Problem description >> Search the data below for the word "JSON" and copy each line that holds it.

******

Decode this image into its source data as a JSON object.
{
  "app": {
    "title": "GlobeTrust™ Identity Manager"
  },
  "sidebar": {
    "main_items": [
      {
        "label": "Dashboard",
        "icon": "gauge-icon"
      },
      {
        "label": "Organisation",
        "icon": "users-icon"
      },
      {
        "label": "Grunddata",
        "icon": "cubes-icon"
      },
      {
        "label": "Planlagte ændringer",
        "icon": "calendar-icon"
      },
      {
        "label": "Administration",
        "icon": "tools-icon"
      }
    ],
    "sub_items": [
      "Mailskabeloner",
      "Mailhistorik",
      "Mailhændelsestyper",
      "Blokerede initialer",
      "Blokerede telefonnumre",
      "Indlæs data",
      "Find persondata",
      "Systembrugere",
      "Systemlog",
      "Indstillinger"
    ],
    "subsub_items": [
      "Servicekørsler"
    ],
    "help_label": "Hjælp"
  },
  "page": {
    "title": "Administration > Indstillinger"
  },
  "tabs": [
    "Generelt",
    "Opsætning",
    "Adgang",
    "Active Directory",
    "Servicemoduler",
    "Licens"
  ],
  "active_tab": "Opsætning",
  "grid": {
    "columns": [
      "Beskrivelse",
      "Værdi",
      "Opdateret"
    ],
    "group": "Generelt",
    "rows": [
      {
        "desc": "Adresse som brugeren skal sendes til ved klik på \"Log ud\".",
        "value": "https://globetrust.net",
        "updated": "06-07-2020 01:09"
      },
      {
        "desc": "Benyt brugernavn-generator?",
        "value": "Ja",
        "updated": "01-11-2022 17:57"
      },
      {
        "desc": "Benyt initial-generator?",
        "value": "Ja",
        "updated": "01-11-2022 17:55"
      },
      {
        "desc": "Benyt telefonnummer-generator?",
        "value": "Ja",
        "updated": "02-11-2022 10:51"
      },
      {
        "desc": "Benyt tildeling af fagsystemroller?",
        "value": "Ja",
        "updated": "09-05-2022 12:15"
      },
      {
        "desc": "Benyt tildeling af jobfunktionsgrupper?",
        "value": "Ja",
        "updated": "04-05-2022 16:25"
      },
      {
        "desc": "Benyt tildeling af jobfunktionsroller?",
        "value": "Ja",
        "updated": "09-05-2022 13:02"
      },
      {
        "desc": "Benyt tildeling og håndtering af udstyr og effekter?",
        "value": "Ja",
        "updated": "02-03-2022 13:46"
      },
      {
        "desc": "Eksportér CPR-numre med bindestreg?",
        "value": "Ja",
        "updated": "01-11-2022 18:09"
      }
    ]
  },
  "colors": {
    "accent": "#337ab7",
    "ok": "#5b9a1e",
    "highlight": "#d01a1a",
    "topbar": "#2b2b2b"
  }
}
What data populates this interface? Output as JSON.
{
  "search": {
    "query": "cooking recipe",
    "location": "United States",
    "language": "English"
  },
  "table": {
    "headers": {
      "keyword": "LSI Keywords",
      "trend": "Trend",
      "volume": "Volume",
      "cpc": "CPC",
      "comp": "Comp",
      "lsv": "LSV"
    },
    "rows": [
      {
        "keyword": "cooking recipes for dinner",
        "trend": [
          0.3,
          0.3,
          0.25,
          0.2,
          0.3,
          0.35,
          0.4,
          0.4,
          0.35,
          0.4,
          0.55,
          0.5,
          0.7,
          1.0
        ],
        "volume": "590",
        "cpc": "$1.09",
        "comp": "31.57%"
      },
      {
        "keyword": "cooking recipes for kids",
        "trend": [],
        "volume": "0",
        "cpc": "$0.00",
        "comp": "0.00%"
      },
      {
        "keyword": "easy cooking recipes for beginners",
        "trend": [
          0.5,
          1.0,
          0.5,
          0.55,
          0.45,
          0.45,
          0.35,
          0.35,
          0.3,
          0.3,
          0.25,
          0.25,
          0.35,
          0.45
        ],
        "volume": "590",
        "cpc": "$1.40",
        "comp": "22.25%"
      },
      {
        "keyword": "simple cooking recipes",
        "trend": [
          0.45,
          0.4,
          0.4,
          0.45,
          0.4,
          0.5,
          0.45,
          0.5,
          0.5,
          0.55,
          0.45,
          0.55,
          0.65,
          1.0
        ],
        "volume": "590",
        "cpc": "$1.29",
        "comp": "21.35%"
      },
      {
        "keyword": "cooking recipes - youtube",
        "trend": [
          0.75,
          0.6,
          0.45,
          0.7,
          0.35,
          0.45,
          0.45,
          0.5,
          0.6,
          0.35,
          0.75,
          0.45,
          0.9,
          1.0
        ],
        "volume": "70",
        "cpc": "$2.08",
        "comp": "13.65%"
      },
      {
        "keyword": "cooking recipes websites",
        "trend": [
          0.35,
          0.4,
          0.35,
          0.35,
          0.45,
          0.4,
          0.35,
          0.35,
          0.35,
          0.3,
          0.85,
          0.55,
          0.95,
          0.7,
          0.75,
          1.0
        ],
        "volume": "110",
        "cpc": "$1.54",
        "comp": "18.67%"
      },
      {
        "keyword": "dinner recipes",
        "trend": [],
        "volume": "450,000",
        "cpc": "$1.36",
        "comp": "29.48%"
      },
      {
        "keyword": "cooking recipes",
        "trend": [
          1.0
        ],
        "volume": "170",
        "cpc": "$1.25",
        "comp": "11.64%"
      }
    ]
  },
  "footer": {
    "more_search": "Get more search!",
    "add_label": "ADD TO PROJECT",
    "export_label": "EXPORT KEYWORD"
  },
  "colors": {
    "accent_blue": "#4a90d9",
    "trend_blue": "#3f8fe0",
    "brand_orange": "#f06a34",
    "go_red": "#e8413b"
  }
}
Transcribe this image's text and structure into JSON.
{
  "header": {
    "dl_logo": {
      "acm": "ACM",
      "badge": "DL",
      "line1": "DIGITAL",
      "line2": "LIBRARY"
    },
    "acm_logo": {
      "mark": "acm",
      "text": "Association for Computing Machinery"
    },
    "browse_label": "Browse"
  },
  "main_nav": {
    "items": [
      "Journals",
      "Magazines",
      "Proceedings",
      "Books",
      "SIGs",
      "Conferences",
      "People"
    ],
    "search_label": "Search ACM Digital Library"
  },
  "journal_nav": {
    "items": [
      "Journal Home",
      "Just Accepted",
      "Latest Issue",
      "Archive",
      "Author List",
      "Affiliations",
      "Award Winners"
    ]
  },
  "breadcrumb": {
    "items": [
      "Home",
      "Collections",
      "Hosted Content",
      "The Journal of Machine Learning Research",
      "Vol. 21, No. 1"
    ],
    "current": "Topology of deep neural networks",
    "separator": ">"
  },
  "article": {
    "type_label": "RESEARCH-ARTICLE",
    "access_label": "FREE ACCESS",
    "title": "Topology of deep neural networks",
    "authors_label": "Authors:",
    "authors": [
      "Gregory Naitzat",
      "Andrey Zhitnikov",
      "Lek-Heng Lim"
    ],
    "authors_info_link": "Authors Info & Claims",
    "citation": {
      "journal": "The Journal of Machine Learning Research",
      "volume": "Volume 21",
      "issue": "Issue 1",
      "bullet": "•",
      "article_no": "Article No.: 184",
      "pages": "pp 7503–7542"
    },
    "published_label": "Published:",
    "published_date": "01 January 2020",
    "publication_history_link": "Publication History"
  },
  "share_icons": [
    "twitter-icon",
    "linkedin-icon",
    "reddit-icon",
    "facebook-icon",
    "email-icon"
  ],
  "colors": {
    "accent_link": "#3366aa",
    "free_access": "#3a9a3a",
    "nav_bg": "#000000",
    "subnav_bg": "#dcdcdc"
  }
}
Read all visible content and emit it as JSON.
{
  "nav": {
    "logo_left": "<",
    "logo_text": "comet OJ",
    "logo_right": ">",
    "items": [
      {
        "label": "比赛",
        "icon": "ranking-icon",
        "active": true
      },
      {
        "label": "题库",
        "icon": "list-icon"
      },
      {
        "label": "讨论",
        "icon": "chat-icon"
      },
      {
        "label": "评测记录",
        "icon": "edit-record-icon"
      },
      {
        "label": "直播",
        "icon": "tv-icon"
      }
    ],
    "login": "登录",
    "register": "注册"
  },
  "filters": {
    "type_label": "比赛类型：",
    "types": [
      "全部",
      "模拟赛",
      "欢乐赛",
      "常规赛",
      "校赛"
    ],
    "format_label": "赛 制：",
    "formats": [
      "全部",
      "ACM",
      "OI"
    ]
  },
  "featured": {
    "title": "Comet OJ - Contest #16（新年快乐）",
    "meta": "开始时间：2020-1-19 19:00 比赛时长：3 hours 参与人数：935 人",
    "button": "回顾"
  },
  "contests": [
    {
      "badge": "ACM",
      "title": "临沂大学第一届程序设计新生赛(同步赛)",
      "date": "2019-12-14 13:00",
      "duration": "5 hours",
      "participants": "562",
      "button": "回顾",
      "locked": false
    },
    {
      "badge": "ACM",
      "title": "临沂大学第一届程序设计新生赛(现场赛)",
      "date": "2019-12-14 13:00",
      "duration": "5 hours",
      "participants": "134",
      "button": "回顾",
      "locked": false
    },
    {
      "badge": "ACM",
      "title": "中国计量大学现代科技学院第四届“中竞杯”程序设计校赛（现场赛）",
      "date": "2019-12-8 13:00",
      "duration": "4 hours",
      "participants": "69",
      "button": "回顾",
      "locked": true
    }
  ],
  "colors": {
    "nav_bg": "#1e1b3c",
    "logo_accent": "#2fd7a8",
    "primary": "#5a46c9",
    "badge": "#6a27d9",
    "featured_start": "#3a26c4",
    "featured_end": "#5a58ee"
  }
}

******

Exercise output >>
Decode this image into its source data as a JSON object.
What data populates this interface? Output as JSON.
Transcribe this image's text and structure into JSON.
Read all visible content and emit it as JSON.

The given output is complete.